Ryan and Johnson were angry because they felt Act 10 was hurting all Republicans, the source says. “They were saying, “you need to tell us is there going to be any Republican campaign operation in Wisconsin other than for Gov. Walker?’”
They were concerned that Walker loyalists appointed to run the Republican Party of Wisconsin, including state chair Brad Courtney, weren’t up to the job.
“There was a lot of tension in the room. Ryan didn’t have a lot of respect for Walker, you could tell.” And Johnson told Walker he should drop his campaign promise to create 250,000 jobs, because it was impossible to achieve.
The source had access to the administration of Gov. Walker for more than a year. As for the allegations, while they paint a portrait that resembles what went on in the county executive’s office, it’s unclear exactly how much campaigning was being done on state time.
There is an inevitable overlap between politics and governing and it is impossible to completely separate them. And as a recent JS analysis notes, the issue of private emails has come up in the administration of President Barack Obama and for other politicians.
But Wisconsin has established a bright line regarding campaigning on public time, with harsh consequences for those who cross it. In 2002 prosecutors launched an investigation of ringleaders in the now-outlawed legislative caucus system, which resulted in convictions of five legislators and several staff members from both parties.

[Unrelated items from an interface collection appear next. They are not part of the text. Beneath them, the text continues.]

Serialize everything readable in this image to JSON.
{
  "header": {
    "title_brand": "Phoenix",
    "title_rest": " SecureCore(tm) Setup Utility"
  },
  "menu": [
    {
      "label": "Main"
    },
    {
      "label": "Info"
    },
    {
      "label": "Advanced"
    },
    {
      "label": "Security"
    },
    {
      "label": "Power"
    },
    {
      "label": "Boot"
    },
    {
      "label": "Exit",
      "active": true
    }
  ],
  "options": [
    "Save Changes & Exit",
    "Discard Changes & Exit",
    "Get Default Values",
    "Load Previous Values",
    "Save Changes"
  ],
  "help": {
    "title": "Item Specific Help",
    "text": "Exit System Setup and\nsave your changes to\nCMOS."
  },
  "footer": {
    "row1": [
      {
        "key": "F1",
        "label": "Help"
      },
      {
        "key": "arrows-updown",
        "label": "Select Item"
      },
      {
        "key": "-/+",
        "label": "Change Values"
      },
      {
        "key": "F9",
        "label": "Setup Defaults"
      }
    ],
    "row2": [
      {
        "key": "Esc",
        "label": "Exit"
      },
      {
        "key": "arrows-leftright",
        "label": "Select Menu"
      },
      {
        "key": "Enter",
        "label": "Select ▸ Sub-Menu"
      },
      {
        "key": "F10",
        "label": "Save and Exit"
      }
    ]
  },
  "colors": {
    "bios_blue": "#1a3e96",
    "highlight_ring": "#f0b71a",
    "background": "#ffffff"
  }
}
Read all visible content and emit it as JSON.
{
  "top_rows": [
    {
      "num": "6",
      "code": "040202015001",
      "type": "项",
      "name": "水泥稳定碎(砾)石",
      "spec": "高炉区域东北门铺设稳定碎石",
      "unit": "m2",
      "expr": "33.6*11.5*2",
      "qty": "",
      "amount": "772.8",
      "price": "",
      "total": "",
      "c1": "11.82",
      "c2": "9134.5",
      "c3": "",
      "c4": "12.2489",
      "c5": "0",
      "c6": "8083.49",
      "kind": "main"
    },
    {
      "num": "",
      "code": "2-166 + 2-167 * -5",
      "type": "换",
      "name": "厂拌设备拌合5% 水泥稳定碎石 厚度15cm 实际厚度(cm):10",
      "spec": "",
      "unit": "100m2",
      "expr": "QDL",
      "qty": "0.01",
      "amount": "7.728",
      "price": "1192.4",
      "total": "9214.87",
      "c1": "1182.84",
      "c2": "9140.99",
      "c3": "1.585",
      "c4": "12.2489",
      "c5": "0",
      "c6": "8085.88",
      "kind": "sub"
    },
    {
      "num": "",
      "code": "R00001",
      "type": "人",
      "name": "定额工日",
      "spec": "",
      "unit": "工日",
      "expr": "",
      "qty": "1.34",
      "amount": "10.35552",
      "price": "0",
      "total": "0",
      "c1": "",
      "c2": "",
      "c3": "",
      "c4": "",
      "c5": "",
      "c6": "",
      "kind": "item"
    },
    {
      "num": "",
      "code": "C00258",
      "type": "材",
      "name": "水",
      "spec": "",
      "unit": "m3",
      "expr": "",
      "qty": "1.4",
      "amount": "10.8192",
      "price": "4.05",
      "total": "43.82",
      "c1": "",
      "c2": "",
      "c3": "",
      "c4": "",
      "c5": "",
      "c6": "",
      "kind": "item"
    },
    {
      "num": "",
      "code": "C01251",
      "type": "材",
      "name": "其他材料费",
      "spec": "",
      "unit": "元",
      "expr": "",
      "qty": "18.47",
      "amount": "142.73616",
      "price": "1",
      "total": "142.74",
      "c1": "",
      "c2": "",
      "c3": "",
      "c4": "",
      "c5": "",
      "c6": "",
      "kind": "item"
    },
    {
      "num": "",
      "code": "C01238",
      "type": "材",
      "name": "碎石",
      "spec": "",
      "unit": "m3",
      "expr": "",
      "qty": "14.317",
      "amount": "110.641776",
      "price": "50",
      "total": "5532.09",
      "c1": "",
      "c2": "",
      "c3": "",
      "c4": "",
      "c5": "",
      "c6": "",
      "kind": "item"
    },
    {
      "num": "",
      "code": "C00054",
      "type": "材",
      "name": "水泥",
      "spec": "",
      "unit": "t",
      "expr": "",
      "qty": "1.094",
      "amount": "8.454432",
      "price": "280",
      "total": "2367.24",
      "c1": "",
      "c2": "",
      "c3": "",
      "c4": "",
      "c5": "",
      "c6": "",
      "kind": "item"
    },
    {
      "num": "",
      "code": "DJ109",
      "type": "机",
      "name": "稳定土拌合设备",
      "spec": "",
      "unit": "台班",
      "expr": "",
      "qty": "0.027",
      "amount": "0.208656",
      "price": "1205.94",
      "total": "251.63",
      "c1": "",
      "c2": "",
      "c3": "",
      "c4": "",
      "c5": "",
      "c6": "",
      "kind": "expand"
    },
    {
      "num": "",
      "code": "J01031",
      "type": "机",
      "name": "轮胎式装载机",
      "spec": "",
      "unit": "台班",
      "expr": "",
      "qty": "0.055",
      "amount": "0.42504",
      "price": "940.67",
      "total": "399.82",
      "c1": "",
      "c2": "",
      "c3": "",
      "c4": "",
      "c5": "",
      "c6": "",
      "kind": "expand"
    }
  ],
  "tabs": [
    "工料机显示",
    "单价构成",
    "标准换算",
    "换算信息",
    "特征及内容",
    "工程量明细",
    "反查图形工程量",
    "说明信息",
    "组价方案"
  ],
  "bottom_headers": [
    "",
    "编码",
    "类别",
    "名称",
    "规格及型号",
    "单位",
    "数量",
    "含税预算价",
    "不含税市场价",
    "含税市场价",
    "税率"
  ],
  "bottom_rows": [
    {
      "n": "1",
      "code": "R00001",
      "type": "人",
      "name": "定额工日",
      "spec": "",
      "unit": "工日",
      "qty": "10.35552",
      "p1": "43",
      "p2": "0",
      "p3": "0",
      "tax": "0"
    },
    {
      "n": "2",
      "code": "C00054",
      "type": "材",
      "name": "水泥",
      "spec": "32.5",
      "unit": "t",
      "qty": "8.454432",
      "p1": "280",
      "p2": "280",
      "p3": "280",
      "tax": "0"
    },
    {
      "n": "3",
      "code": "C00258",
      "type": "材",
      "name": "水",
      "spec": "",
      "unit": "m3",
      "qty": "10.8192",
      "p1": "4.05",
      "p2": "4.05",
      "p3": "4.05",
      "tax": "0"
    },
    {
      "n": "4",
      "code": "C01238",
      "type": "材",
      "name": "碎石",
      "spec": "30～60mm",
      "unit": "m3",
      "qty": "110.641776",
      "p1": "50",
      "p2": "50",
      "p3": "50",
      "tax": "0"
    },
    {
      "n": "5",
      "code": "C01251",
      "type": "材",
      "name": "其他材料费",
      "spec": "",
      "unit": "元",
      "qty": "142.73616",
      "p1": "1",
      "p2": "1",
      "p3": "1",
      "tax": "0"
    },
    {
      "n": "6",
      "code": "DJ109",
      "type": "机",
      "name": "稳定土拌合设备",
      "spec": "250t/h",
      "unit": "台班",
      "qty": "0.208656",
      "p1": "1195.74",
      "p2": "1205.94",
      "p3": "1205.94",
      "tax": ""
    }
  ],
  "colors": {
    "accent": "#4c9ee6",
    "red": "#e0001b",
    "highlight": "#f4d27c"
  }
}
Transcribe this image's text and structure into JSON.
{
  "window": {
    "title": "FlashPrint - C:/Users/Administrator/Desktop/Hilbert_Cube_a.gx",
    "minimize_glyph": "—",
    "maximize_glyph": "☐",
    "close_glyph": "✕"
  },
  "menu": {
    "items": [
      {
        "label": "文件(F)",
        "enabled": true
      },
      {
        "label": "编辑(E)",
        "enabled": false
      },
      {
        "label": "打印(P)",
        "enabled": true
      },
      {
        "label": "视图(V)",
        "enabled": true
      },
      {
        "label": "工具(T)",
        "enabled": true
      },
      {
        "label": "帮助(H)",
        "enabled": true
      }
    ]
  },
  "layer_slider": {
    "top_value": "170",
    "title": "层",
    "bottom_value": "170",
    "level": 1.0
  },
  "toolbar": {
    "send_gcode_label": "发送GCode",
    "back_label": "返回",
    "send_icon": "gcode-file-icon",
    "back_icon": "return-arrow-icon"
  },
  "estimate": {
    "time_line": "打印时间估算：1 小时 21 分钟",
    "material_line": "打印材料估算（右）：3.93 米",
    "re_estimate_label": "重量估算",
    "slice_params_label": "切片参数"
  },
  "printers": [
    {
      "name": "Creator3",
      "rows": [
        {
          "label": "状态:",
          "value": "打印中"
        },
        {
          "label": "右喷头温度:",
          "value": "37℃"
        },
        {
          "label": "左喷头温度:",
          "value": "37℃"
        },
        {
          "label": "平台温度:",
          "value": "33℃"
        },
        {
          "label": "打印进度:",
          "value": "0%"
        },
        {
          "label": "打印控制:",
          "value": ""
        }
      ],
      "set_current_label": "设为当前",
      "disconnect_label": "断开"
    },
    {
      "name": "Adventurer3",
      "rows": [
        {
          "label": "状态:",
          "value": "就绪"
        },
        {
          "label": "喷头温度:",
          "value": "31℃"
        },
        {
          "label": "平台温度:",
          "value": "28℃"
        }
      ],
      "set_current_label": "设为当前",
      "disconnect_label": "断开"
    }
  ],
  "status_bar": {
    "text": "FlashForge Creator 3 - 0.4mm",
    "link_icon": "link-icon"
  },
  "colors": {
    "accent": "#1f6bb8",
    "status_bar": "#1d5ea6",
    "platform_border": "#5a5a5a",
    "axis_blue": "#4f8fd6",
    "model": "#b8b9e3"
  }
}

The case of star Republican and former Assembly Speaker Scott Jensen, who was essentially barred from public office as a result of the charges against him, stands as a frightening example to other politicians that they would be wise to avoid campaigning or overseeing such activities on government time.
Walker himself conceded that the John Doe investigation which brought convictions against several of his county executive staff resulted in “some charges, which in retrospect seem to be pretty legitimate,” as he put it in yesterday’s JS story.

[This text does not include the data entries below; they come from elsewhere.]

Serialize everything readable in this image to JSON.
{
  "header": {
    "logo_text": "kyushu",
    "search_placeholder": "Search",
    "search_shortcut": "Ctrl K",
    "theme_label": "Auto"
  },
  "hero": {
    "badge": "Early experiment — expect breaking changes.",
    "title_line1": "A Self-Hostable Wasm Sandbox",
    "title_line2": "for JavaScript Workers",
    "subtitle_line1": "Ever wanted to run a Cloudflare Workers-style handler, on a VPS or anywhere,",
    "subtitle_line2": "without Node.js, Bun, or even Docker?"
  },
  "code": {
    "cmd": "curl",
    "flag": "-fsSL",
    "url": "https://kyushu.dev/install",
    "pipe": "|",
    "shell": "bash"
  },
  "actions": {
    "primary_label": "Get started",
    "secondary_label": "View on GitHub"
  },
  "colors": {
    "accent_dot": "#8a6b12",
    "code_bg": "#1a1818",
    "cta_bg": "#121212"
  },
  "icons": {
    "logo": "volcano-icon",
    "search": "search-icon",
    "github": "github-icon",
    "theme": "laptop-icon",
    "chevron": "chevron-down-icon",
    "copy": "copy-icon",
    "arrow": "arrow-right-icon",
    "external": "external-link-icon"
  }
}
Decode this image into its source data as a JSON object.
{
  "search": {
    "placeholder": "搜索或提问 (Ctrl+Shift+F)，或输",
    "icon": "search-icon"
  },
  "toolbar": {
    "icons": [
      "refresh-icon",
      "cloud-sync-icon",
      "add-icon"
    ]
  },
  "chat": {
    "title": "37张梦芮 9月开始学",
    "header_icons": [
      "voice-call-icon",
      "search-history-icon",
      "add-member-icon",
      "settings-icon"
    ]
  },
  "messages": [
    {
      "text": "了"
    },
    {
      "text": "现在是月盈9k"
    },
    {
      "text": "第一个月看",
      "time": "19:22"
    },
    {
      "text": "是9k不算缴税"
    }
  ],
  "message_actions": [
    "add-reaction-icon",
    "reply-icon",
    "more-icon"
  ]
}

As for the idea that every politician is campaigning on government time, Walker told the newspaper he doesn’t subscribe to the “everybody does it” defense when it comes to mixing campaign and government work, saying, “if that was the case I wouldn’t have a campaign staff… I mean, I have a pretty elaborate campaign staff.”

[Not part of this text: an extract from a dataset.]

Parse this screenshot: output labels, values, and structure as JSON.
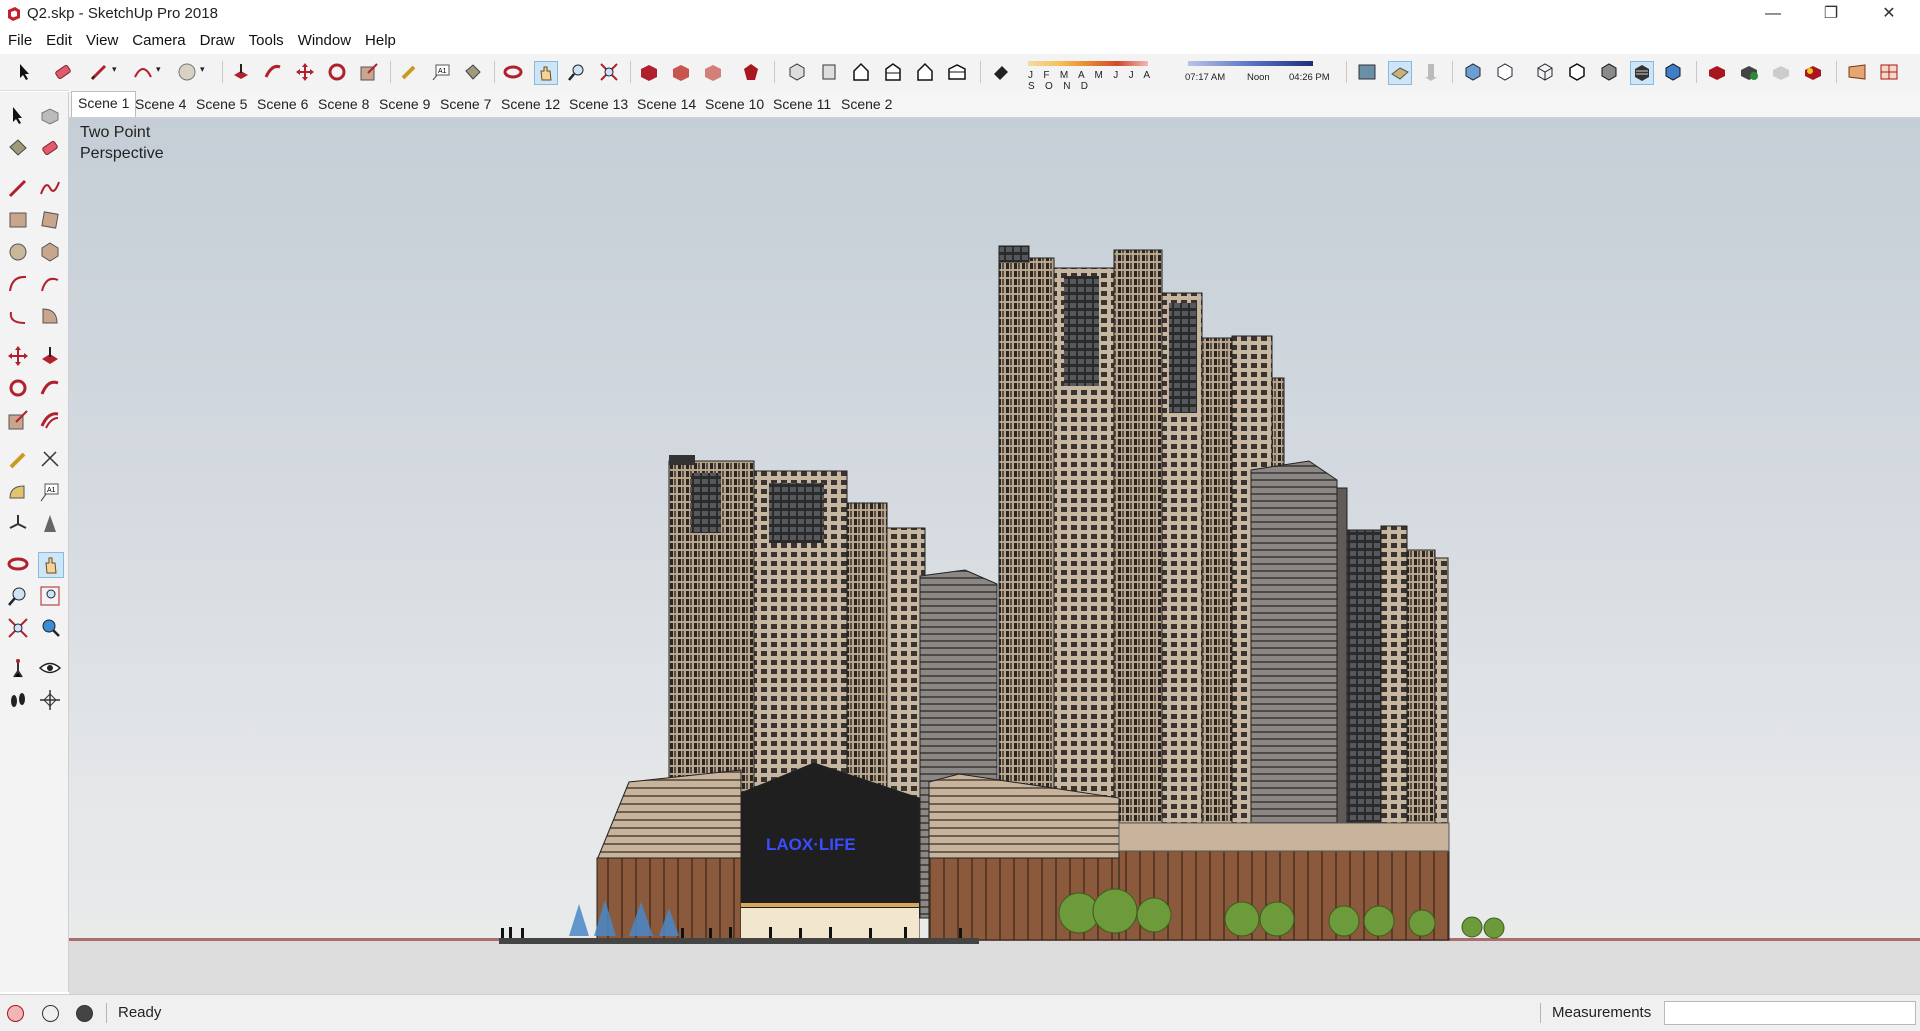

But Walker, after his 2010 election, brought much of that campaign staff into the governor’s office. That included Gilkes, Ashlee Moore, Michael Brickman, Joe Fadness, Jonathan Wetzel, Patrick Hogan and Stephan Thompson, all of whom got jobs in his office. (Moore, Fadness, Wetzel and Thompson have since moved on to other jobs).
Nonetheless, Walker insists he has actually been more diligent than past governors on separating politics and governing, to the point where he instructs cabinet secretaries to stay away from politics and leave that to the campaign staff.
Not every state has established such a bright line regarding campaigning on public time, or has as strong a tradition of open records as Wisconsin. That may help explain why the national press has been underwhelmed by the revelations in the 27,000 emails from a Walker staffer released last week. The New York Times, which has given extensive coverage of the problems of Gov. Chris Christie, gave the Walker controversy a short article with no prominence. Politico called the whole thing a “snoozer” and Time Magazine suggested Walker’s travails, compared to those of Christie, amount to “little more than a week of bad press and isolated embarrassing stories about aides’ old emails.”
As for Wisconsin voters, I suspect most assume public officials do some campaigning on public time. Depending on how flagrant the examples are, the average voter may not care. So this may have little impact on Walker’s reelection effort. But it does present major issues — whether for Gov. Walker or President Obama — regarding the proper way for government officials and their staff members to conduct themselves.